First, the house was opened to metal salvage people in the community. Everything steel from the kitchen cabinets, hot water heater and baseboard heaters was removed. The claw foot tub was donated. Underground Salvage came in and removed bead board, some electrical fixtures, most doors, trim and some cabinetry that was worth saving. And in March of this year, the Brevard City Fire Department was contacted about the possibility of using the structure as the site for a training burn. They looked it over--looked at the capped chimneys, the heat-trapping wood on the attic joists, the separation between the house and its neighbors--and said, "yes, thanks!"
Before an instructional burn could take place, asbestos products were removed from the structure and papers were filed with the state of North Carolina. This process would not have been possible without generous donations to cover the cost of the asbestos inspection and abatement. The removal of those toxic products made the instructional setting safe for the fire fighters and the neighborhood. A date was set for Monday, July 30th. On that day, church members, families of fire fighters and neighbors all began to gather to watch the event.

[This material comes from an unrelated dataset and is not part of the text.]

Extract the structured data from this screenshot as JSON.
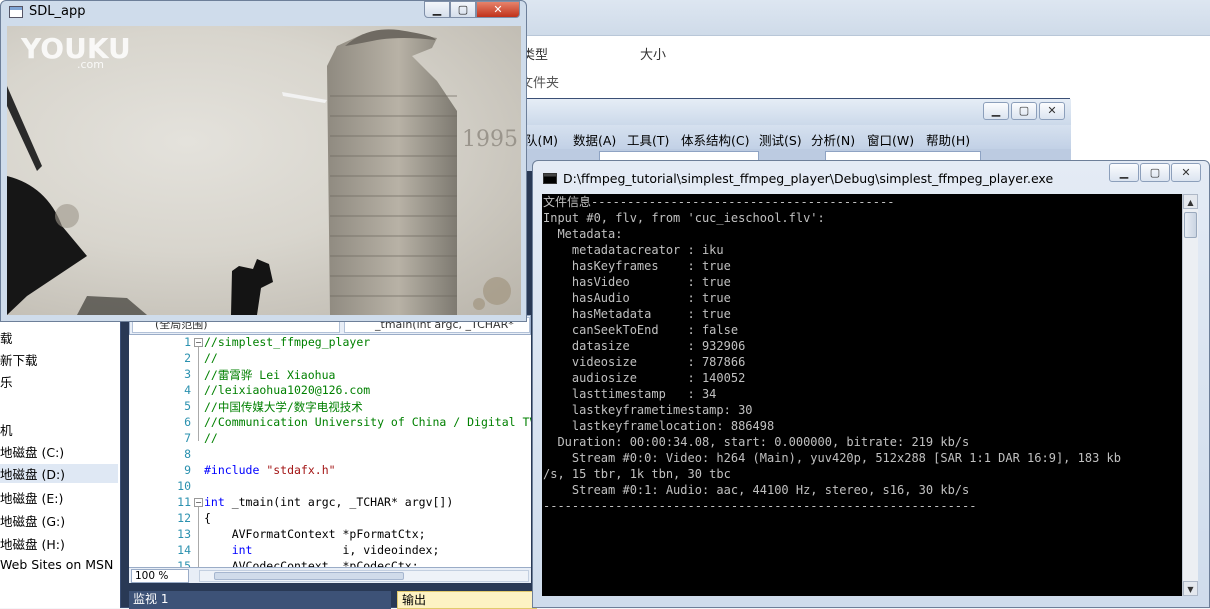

Captain Adam Hughey was leading the training. Fire fighters from all over Brevard and Connestee Falls were in attendance--some had never before been in an actual burning structure. Ventilation was created for the structure to encourage somewhat predictable burn patterns. In succession, several small fires were created within the structure, allowed to "mature" a bit, and were then knocked down by different teams. Each crew had time to train before the house reached the end of its structural integrity and was lit for the final time. To keep them hydrated and cool, the women of the Olympia Brown Oxford House provided chilled bottles of water.
Another fascinating piece of this exercise was the use of an infrared camera (thermal imagery) equipped drone. This was purchased by the Connestee Falls property association for use by the fire department in locating people within burning structures. Previously, this drone (a new acquisition) had only been used in waterfall fatality recovery. This training provided the opportunity to see how the tool would work in the situation for which it was purchased.
Throughout the exercise, fire fighters continually sprayed the trees around the structure. Some preliminary pruning had been done to a particularly nice red oak that was vulnerable. In the images that follow, you will see instances of the spray from the hose cutting above the house itself as it hoses down the branches and trunk of that oak.
During the evening, many pondered what would happen to the property in the aftermath. A park? A community garden? Parking? As an intentional community, UUTC will allow the site to "simmer" for awhile as our new minister leads us through envisioning what UUTC will do in this space. In the meantime, a grassy green space will be available for our families. --RK
Photos by Isabelle Von Losch, Kay Webb & RK Young.